Meal and Rest Break Laws

California Employment Law Firm

California legislation goes beyond the federal wage and hour laws in the Fair Labor Standards Act by requiring employers to provide meal breaks and rest breaks for employees who have worked for a specified time span.

At Potter Handy, our lawyers represent California employees who were refused the meal breaks and rest periods they are entitled to.

Meal Breaks

Anytime an employee works more than five hours, he or she has the right to an unpaid meal break for 30 minutes. The employee must be relieved of all duties during this period and is free to leave the premises. For violation of this law, the employee is entitled to be paid for the missed break plus a premium of one-hour compensation at the regular rate. (Every day the employee misses a meal break it will count as a separate violation of the law.)

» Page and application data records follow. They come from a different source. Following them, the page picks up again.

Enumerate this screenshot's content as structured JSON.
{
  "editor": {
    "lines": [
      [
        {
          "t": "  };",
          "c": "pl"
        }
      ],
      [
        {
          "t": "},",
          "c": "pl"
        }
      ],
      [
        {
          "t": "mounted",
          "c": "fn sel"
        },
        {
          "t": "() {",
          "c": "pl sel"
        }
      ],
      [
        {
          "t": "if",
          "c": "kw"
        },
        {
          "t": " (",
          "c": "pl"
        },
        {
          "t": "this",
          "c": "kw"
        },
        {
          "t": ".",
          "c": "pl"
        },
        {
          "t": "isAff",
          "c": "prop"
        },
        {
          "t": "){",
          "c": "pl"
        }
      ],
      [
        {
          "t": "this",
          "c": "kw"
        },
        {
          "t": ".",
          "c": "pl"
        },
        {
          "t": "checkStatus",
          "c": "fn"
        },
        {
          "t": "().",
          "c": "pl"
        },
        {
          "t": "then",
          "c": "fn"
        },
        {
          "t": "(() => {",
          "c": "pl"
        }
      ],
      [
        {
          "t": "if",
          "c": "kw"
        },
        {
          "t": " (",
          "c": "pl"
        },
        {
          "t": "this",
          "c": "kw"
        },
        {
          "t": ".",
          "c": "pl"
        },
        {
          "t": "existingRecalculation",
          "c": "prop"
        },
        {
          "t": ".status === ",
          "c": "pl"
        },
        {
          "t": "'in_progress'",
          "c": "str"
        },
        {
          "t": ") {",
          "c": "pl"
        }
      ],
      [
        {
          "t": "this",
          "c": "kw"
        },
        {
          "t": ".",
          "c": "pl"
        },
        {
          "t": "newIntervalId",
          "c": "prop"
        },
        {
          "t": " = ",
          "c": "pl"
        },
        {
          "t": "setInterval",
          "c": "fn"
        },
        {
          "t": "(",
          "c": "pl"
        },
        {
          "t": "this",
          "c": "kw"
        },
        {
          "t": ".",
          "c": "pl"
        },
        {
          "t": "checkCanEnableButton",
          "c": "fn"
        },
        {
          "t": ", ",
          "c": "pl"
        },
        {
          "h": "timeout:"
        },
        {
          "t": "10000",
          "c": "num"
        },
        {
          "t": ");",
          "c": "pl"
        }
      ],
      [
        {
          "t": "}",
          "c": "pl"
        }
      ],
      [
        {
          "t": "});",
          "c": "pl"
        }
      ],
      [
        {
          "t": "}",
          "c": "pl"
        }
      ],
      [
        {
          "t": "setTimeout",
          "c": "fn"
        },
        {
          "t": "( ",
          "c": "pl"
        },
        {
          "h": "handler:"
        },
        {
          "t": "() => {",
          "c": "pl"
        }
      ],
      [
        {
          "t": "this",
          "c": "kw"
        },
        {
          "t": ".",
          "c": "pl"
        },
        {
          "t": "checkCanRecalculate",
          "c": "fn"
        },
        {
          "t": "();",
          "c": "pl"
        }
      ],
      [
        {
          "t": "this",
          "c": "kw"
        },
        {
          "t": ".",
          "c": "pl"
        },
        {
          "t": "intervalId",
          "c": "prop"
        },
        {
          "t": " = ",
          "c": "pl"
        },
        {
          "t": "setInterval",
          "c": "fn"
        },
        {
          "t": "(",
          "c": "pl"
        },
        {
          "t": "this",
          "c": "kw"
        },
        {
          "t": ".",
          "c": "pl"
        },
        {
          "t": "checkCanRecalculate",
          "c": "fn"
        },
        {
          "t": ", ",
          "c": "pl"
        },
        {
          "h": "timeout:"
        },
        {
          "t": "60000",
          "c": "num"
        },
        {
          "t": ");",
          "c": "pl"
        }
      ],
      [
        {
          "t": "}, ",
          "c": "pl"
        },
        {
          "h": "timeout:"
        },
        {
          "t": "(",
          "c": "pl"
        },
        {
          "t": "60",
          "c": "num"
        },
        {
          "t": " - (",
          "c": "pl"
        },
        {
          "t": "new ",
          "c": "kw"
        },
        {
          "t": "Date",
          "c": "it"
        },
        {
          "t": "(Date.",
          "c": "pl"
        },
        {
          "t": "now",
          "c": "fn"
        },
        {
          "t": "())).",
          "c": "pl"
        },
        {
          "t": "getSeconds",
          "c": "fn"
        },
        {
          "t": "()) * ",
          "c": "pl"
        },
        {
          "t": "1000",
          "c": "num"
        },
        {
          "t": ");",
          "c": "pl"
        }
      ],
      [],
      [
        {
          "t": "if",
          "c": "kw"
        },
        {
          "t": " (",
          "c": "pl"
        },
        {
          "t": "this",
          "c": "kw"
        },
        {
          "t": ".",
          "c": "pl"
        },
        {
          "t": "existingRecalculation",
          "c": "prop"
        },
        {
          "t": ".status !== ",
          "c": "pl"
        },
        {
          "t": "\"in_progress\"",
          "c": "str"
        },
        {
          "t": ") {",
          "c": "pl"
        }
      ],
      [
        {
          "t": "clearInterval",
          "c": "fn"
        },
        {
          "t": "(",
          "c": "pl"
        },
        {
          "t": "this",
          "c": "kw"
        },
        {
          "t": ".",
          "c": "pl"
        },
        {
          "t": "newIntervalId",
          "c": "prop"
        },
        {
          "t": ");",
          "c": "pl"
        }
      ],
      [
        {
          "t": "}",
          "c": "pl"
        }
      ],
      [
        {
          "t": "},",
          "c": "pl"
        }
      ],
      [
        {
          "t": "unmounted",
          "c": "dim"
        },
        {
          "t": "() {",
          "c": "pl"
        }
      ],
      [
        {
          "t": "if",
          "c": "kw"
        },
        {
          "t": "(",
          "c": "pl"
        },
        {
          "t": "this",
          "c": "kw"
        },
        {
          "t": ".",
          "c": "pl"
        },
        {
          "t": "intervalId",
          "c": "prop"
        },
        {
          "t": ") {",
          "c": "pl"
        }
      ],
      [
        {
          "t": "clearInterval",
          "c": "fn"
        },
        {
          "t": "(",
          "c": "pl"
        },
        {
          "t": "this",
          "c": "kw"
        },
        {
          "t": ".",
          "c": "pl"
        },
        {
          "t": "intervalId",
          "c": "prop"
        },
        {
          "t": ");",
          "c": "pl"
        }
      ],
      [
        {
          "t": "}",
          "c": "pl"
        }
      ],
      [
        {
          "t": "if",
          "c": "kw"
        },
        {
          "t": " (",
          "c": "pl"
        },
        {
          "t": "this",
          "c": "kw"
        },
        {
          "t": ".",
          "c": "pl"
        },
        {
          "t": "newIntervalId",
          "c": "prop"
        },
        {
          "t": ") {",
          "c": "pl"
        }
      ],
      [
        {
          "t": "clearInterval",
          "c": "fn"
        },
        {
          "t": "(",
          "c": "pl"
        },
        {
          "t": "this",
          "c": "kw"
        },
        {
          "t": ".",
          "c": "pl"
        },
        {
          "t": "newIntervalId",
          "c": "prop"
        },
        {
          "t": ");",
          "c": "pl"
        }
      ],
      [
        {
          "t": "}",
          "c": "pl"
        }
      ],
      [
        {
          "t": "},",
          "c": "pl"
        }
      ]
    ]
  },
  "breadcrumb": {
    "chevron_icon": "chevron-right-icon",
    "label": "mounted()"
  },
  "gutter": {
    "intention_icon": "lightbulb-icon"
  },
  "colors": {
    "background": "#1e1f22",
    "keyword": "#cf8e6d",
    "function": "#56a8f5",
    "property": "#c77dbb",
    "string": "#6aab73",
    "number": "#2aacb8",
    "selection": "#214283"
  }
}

The meal break should be taken within the first five working hours and it is the duty of the employer to ensure that the meal break is taken on time. If the employee so chooses, an employee can forfeit the right to a meal break but only if the shift does not last longer than six hours. In addition, if the shift exceeds ten hours a second meal break is also required.

In meal break cases, overtime claims can often be inferred. The employee may end up working more than 40 hours a week where the employee is told to clock out for a meal break but is expected to continue working. In such a situation, the employee will be entitled to recover, at a time and a half, accrued overtime pay and the premium penalty for the missed meal break.

Rest Periods

An employee is entitled to a 10 minute paid break for every four hours on the clock. The break should be given in the middle of the four-hour cycle (after two hours of work), as much as possible. So, an employee who is working an eight-hour shift is entitled to two paid ten-minute rest breaks and one unpaid meal break of 30 minutes. (As with meal breaks, the penalty for not giving a rest period is that the employee is owed one hour of pay for every day a break is denied.)

Violations of the rest period can be difficult to prove, because employers are only required to make the break available. Employees are not required to take them by law. It can be difficult to establish in court whether an employer adequately communicated that a break was freely available, and whether an employee waived a break time knowingly and voluntarily.

Potter Handy’s wage and hour lawyers have extensive experience in labor law and other civil cases, including class actions focused on employer infringement of the law around the workforce. If you believe a meal break or rest break has been wrongly denied to you, contact Potter Handy to have your claim reviewed by an attorney.